▸ **Directions for this task**: From the entries below, gather each line containing the word "Others".

Segment Start: Given information

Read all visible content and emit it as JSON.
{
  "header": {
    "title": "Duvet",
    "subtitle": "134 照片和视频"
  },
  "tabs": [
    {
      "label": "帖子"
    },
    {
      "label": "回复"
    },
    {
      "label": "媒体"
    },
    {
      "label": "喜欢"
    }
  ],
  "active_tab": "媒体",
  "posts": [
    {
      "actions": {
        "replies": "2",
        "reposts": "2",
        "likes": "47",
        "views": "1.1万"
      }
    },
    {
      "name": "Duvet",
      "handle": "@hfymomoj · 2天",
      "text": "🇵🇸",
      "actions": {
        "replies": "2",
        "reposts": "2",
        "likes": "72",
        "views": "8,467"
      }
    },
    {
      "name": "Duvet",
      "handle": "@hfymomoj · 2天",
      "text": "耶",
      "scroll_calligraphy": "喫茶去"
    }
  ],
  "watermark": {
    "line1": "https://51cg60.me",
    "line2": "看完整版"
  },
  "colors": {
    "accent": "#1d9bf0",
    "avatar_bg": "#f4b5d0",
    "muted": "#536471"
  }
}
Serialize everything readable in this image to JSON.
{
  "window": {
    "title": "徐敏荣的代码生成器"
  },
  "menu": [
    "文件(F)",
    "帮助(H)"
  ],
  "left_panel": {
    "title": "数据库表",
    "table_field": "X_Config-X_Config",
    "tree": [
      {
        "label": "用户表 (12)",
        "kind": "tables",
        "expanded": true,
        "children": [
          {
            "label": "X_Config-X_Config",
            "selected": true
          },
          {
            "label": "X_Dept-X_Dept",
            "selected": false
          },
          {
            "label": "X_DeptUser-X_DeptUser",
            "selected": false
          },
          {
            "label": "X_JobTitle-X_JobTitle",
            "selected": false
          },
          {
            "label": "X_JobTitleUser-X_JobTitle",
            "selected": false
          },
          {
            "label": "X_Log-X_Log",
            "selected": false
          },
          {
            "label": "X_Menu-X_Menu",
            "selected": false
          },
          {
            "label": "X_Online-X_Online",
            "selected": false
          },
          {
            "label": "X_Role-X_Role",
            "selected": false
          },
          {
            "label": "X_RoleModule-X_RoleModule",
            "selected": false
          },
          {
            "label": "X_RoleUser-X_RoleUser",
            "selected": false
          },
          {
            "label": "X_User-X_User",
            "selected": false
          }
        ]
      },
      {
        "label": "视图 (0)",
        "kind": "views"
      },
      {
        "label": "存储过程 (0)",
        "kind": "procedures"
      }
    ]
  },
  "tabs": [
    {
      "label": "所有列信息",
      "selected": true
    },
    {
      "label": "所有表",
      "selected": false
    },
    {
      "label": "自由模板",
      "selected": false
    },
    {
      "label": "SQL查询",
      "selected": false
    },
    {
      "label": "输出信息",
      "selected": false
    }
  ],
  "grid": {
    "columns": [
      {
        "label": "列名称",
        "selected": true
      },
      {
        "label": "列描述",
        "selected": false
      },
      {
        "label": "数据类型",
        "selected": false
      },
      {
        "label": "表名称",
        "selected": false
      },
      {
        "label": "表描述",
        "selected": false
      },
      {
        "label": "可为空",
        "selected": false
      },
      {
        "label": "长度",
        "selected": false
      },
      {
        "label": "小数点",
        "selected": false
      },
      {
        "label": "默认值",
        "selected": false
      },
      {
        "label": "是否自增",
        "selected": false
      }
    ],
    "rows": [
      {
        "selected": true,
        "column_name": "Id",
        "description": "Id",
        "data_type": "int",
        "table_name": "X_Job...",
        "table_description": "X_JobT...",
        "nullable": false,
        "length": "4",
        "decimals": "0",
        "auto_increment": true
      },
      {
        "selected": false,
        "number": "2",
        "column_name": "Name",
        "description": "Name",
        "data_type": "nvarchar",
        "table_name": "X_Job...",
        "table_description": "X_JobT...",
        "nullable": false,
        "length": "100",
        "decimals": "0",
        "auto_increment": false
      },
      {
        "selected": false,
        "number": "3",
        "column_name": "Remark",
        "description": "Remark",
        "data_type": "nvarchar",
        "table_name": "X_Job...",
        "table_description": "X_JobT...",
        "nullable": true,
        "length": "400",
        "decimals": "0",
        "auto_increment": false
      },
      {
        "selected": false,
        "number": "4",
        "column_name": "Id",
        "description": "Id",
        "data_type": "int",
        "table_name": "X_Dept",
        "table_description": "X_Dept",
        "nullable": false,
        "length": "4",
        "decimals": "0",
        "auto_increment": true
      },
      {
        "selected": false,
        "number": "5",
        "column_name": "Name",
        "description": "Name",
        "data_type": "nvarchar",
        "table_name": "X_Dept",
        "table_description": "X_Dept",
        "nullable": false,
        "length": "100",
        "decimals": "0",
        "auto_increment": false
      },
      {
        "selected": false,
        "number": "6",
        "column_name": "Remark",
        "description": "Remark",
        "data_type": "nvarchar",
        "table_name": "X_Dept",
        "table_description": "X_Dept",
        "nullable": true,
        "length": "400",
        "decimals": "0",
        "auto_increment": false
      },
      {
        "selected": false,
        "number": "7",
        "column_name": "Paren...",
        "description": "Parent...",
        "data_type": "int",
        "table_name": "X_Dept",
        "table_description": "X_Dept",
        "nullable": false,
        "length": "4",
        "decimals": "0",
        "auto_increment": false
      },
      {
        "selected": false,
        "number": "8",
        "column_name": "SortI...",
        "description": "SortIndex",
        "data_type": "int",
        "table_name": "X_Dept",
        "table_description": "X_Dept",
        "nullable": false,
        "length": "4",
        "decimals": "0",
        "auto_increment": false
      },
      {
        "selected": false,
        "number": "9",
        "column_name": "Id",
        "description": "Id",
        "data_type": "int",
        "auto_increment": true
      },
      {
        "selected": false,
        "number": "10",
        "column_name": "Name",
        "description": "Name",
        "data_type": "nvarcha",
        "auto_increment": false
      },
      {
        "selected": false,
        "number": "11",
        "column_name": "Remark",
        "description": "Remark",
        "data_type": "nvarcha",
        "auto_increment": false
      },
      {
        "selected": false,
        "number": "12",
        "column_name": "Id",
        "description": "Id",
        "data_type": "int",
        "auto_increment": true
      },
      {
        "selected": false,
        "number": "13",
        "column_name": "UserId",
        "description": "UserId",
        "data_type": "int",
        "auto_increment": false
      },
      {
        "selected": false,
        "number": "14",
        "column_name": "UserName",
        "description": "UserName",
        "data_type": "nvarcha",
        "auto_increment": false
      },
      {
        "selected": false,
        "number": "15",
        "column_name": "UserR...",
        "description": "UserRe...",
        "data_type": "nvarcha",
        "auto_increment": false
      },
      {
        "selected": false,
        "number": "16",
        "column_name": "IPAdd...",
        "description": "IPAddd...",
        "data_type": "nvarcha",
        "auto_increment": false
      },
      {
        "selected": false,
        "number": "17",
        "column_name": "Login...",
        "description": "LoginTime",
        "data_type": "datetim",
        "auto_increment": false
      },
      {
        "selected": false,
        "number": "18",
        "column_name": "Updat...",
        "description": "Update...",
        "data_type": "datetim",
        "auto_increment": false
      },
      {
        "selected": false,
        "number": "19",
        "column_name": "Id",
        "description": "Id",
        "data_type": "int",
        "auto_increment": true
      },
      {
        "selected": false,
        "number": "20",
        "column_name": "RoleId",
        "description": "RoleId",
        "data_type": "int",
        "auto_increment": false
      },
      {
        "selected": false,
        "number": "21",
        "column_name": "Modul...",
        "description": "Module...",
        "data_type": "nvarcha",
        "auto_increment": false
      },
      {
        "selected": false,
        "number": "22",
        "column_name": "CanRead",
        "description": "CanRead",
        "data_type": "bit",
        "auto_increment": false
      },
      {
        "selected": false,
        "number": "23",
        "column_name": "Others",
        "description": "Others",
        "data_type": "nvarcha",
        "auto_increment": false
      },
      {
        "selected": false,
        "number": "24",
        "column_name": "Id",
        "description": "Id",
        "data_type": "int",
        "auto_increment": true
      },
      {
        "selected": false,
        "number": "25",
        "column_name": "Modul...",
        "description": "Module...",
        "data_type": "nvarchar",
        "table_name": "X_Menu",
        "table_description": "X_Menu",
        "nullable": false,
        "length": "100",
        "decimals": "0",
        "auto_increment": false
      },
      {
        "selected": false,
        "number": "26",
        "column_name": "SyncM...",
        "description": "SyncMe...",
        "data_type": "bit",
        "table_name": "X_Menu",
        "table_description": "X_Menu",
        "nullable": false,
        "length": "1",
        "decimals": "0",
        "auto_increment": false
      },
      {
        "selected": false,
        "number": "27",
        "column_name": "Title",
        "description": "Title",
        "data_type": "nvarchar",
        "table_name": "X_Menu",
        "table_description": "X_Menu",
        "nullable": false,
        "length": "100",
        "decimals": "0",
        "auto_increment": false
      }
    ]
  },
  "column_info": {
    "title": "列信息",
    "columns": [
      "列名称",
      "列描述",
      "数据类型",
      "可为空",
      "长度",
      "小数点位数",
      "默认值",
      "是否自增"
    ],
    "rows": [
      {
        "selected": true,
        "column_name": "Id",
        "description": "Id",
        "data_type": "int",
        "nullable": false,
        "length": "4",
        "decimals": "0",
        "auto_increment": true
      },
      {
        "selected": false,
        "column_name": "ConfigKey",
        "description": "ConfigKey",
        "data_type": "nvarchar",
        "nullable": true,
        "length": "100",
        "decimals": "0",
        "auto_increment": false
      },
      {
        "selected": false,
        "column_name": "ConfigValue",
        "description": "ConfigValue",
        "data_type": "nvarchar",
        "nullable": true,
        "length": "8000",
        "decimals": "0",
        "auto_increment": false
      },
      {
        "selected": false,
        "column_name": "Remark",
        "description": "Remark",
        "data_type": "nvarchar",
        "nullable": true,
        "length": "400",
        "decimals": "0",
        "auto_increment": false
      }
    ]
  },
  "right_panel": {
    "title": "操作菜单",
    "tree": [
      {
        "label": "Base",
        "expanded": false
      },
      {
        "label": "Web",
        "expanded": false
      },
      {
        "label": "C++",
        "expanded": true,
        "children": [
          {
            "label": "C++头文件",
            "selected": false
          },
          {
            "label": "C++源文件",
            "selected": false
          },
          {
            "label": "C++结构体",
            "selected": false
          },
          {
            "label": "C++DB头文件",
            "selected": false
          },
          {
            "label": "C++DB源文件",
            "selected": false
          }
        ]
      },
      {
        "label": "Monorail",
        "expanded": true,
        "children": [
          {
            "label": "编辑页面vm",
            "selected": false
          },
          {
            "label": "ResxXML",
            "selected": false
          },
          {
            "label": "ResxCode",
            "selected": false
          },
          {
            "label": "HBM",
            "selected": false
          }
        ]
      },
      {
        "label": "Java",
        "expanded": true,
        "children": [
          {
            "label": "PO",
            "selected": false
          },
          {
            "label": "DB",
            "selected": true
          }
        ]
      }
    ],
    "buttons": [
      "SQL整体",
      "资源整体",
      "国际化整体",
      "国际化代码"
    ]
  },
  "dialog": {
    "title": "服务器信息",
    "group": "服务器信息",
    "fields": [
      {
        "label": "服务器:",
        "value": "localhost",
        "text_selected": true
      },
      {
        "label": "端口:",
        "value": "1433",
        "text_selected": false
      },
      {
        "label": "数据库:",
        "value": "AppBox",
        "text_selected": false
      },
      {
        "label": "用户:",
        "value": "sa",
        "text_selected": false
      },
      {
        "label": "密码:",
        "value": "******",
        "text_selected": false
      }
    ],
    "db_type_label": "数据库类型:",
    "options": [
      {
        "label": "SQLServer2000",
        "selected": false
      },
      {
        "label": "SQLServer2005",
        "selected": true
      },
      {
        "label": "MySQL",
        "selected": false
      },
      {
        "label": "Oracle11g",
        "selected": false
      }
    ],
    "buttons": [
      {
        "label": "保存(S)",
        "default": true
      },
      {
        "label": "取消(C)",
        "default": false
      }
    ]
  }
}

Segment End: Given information

▸ **Solution to this exercise**:
        "column_name": "Others",
        "description": "Others",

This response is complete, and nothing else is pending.